WHAT TO WORK ON
Tally the lines of the records that contain the string "message", then give the total and nothing more.

DATA TO PROCESS
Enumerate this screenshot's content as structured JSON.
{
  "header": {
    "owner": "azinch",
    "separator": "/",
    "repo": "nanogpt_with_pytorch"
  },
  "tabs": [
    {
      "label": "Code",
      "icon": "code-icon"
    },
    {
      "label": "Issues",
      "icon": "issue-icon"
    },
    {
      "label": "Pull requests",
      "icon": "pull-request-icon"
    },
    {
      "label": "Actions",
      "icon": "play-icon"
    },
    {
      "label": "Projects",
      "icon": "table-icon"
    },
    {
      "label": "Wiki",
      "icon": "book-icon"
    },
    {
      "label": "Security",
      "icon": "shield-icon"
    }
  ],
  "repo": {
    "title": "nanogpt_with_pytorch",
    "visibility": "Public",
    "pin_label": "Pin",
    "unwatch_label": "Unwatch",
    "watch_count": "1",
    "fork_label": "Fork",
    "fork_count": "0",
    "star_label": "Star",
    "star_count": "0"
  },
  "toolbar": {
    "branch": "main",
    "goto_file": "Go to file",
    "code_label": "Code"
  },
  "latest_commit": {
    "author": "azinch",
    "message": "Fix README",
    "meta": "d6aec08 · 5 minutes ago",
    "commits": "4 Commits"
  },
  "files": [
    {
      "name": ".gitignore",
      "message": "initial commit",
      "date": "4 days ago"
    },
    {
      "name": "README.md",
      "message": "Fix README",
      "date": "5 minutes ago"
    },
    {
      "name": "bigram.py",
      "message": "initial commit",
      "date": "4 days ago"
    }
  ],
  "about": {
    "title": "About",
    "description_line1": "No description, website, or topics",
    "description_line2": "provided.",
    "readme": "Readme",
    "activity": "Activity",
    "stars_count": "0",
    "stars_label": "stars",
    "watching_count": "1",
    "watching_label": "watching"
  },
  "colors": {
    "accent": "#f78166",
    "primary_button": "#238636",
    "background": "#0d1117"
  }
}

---

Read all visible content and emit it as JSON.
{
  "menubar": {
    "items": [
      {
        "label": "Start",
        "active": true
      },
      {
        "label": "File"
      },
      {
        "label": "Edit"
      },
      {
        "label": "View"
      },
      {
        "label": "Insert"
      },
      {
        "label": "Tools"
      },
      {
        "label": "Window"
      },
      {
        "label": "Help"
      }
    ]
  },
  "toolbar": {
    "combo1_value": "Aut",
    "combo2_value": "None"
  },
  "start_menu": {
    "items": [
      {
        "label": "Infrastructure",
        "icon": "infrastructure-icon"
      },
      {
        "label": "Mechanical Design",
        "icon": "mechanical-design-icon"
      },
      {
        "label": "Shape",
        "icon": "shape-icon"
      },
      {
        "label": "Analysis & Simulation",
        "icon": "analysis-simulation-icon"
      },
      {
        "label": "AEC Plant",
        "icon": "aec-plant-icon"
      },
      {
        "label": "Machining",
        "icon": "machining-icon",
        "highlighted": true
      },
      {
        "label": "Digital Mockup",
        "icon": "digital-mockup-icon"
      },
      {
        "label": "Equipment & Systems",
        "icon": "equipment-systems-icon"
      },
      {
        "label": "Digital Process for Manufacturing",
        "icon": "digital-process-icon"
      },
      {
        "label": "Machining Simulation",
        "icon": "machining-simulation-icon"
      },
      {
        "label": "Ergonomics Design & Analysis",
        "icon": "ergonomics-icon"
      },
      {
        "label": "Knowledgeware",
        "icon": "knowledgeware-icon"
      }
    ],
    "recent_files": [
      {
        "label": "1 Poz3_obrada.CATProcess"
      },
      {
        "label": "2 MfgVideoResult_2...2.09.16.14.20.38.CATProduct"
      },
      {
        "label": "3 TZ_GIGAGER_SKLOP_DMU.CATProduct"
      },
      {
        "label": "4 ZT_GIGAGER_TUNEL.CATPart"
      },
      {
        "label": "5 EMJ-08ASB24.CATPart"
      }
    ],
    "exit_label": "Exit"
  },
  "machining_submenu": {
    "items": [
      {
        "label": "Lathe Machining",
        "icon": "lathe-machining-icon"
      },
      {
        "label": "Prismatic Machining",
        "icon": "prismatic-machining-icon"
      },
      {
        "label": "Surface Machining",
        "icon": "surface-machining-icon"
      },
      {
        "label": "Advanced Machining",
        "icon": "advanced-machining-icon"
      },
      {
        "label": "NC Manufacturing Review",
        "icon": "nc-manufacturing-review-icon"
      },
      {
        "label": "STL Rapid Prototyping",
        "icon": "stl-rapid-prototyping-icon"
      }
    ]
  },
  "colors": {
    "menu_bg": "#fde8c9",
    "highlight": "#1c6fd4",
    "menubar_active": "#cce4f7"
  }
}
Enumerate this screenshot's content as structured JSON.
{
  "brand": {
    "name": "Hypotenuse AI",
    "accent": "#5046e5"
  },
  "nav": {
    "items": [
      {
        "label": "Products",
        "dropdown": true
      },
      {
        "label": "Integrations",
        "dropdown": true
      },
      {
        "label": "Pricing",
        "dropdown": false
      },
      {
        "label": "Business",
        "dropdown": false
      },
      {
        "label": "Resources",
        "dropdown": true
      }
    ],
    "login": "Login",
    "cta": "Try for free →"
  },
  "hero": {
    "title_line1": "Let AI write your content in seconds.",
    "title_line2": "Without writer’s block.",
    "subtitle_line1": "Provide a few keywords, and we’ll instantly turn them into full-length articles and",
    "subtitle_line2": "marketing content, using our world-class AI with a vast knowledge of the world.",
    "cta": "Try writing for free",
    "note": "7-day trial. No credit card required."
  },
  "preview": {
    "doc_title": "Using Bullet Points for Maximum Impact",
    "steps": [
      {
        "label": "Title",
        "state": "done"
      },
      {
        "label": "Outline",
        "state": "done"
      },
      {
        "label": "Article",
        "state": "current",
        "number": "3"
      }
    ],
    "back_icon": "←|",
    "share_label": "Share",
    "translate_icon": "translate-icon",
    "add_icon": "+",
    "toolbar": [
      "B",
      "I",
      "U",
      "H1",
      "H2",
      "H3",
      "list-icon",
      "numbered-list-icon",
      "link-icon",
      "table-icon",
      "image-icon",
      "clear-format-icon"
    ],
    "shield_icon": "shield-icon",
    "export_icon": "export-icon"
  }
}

SOLVED PROBLEM
4